Your response needs to be the data below, retyped exactly.

Data shown below:

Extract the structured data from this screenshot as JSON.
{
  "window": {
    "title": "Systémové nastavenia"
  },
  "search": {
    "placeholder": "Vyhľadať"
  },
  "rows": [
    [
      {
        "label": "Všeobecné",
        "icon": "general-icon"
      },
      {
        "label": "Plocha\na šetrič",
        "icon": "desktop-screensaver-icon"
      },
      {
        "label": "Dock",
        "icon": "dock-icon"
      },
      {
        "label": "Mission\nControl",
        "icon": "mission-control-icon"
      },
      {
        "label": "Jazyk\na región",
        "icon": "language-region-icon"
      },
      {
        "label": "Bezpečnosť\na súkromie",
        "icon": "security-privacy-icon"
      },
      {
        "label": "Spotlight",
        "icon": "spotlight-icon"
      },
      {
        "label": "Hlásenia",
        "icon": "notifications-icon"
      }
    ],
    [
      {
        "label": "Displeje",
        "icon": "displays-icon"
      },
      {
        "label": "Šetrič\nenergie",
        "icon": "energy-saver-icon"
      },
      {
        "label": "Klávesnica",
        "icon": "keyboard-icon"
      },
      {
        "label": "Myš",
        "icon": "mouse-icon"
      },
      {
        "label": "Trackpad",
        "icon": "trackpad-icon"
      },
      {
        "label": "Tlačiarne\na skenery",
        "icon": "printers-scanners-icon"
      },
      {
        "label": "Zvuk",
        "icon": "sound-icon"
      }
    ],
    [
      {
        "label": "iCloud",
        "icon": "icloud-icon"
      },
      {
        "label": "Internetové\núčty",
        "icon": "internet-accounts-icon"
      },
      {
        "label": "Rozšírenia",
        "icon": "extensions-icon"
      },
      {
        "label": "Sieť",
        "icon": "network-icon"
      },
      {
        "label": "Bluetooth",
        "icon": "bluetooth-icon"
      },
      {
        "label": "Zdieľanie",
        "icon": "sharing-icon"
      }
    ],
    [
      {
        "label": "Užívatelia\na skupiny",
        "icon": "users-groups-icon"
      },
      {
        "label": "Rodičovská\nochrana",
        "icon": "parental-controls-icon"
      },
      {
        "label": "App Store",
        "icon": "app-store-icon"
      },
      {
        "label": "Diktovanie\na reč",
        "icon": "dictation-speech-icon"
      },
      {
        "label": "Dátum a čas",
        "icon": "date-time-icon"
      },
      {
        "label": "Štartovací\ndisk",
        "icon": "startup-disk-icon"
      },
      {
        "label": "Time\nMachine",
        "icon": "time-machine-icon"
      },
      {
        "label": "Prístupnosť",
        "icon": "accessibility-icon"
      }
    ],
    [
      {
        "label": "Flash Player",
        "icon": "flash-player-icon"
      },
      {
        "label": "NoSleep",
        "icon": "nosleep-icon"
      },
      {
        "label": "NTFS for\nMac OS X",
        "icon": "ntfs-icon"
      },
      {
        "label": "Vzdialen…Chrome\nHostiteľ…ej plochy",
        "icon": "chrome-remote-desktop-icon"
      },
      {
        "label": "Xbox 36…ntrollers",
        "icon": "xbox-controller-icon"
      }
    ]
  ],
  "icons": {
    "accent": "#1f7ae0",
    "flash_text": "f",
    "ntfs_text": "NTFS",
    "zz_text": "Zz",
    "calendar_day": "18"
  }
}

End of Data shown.

*Written solution*.
Extract the structured data from this screenshot as JSON.
{
  "window": {
    "title": "Systémové nastavenia"
  },
  "search": {
    "placeholder": "Vyhľadať"
  },
  "rows": [
    [
      {
        "label": "Všeobecné",
        "icon": "general-icon"
      },
      {
        "label": "Plocha\na šetrič",
        "icon": "desktop-screensaver-icon"
      },
      {
        "label": "Dock",
        "icon": "dock-icon"
      },
      {
        "label": "Mission\nControl",
        "icon": "mission-control-icon"
      },
      {
        "label": "Jazyk\na región",
        "icon": "language-region-icon"
      },
      {
        "label": "Bezpečnosť\na súkromie",
        "icon": "security-privacy-icon"
      },
      {
        "label": "Spotlight",
        "icon": "spotlight-icon"
      },
      {
        "label": "Hlásenia",
        "icon": "notifications-icon"
      }
    ],
    [
      {
        "label": "Displeje",
        "icon": "displays-icon"
      },
      {
        "label": "Šetrič\nenergie",
        "icon": "energy-saver-icon"
      },
      {
        "label": "Klávesnica",
        "icon": "keyboard-icon"
      },
      {
        "label": "Myš",
        "icon": "mouse-icon"
      },
      {
        "label": "Trackpad",
        "icon": "trackpad-icon"
      },
      {
        "label": "Tlačiarne\na skenery",
        "icon": "printers-scanners-icon"
      },
      {
        "label": "Zvuk",
        "icon": "sound-icon"
      }
    ],
    [
      {
        "label": "iCloud",
        "icon": "icloud-icon"
      },
      {
        "label": "Internetové\núčty",
        "icon": "internet-accounts-icon"
      },
      {
        "label": "Rozšírenia",
        "icon": "extensions-icon"
      },
      {
        "label": "Sieť",
        "icon": "network-icon"
      },
      {
        "label": "Bluetooth",
        "icon": "bluetooth-icon"
      },
      {
        "label": "Zdieľanie",
        "icon": "sharing-icon"
      }
    ],
    [
      {
        "label": "Užívatelia\na skupiny",
        "icon": "users-groups-icon"
      },
      {
        "label": "Rodičovská\nochrana",
        "icon": "parental-controls-icon"
      },
      {
        "label": "App Store",
        "icon": "app-store-icon"
      },
      {
        "label": "Diktovanie\na reč",
        "icon": "dictation-speech-icon"
      },
      {
        "label": "Dátum a čas",
        "icon": "date-time-icon"
      },
      {
        "label": "Štartovací\ndisk",
        "icon": "startup-disk-icon"
      },
      {
        "label": "Time\nMachine",
        "icon": "time-machine-icon"
      },
      {
        "label": "Prístupnosť",
        "icon": "accessibility-icon"
      }
    ],
    [
      {
        "label": "Flash Player",
        "icon": "flash-player-icon"
      },
      {
        "label": "NoSleep",
        "icon": "nosleep-icon"
      },
      {
        "label": "NTFS for\nMac OS X",
        "icon": "ntfs-icon"
      },
      {
        "label": "Vzdialen…Chrome\nHostiteľ…ej plochy",
        "icon": "chrome-remote-desktop-icon"
      },
      {
        "label": "Xbox 36…ntrollers",
        "icon": "xbox-controller-icon"
      }
    ]
  ],
  "icons": {
    "accent": "#1f7ae0",
    "flash_text": "f",
    "ntfs_text": "NTFS",
    "zz_text": "Zz",
    "calendar_day": "18"
  }
}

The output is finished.